The guidelines, issued Aug. 3, are intended to help agencies effectively use telework. The document provides detailed information on everything from establishing a telework policy to understanding the safety requirements that apply to teleworkers. It also contains separate sections for managers and employees that serve as step-by-step guides to handling telework.
But in a statement released last week, officials at the National Treasury Employees Union said the document is missing some essential elements.
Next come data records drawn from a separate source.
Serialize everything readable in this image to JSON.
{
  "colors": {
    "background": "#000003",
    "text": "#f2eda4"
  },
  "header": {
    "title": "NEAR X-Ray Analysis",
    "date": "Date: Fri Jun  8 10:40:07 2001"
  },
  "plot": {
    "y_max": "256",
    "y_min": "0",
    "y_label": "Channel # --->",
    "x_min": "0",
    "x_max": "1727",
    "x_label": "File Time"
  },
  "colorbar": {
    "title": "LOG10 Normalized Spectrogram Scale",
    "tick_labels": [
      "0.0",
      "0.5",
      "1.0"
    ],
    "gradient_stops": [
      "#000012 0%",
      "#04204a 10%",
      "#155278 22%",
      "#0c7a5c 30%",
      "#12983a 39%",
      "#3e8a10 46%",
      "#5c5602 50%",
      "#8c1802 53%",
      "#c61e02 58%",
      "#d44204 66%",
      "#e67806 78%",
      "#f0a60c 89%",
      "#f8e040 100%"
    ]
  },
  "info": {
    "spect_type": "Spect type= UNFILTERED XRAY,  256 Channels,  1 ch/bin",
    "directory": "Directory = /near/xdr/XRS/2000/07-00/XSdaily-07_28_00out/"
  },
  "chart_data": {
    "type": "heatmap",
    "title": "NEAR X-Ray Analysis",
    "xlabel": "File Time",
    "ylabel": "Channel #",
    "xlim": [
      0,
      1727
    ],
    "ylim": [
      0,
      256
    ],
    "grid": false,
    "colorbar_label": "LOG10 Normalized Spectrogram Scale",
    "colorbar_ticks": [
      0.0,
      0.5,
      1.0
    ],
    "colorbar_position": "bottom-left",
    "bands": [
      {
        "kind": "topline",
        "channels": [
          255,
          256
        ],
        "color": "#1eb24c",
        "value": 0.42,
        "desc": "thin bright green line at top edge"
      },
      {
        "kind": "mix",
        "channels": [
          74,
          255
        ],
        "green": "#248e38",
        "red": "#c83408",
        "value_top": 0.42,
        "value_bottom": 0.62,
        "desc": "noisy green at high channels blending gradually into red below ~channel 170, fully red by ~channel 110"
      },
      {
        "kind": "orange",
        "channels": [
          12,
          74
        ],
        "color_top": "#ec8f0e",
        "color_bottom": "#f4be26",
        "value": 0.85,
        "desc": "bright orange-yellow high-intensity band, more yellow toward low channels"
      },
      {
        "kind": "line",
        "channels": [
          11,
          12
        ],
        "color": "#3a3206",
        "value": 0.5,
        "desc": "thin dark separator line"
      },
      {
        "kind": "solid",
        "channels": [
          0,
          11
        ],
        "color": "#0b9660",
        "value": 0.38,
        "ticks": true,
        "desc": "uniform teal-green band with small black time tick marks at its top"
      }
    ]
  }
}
For instance, it does not stress the need for an agency to negotiate with employees when developing a telework policy, said NTEU President Colleen Kelley. “The more employee input at the beginning, the more employee enthusiasm for the program and the more the agency and taxpayers will benefit,” she said.
Once that telework policy is in place, it will not do much good if employees do not have the technical resources they need to take advantage of it, Kelley said. Agencies, she added, should pay for some or all high-speed Internet costs for telework employees. Agencies also must establish secure networks and remote access to appropriate databases.
OPM “needs to stress to every federal agency the importance of providing teleworking employees with the tools they need to perform their jobs,” Kelley said.
OPM agreed with Kelley’s comments about the importance of employee negotiation when establishing a telework program and said their guidelines address the issue.
“Aside from providing employees and managers with a broad synopsis on telework guidelines and benefits in general, our recently released telework guide recognizes that it is a negotiable matter and reminds agencies and employees that their union agreement may have specific provisions on telework,” said Nancy Kichak, associate director of OPM’s Strategic Human Resources Policy Division, via e-mail.
However, Kichak also said that equipment standards can vary from agency to agency. “Not all telework requires a substantial degree of technology,” she said.
The new telework rules are the third and final installment of OPM’s guidance for agencies to use in case of an influenza pandemic. They include updated online courses and a fact sheet about how telework applies to emergency situations.
Analysts generally side with OPM on this issue. Telework information technology expert Bernie Skoch, executive vice president of IT analysis firm Suss Consulting, had mostly praise for the guidelines. Although he agreed that proper equipment is important for teleworkers, he said he didn’t believe it was OPM’s responsibility to establish the requirements.
“Clearly it’s important that the people have the tools they need to work off-site,” Skoch said. “It’s fair enough for the NTEU to say that, but it’s my sense that OPM hit the right mark. I don’t think they needed to get down to the equipment focus issue.”
Advocacy groups shared a similar view of NTEU’s issues. Steve O’Keeffe, chief executive officer of Telework Exchange, agreed that OPM may not be required to define the role of telework in the collective bargaining process.
“It does seem logical to incorporate telework as a part of the collective bargaining process, so there needs to be some provisions for those things, but I don’t think they necessarily need to be defined by OPM,” he said.
The Telework Exchange holds “visionary meetings” every six weeks with agencies and government groups to discuss telework policy and implementation. NTEU recently started attending those meetings to provide union and employee input, O’Keeffe said.**********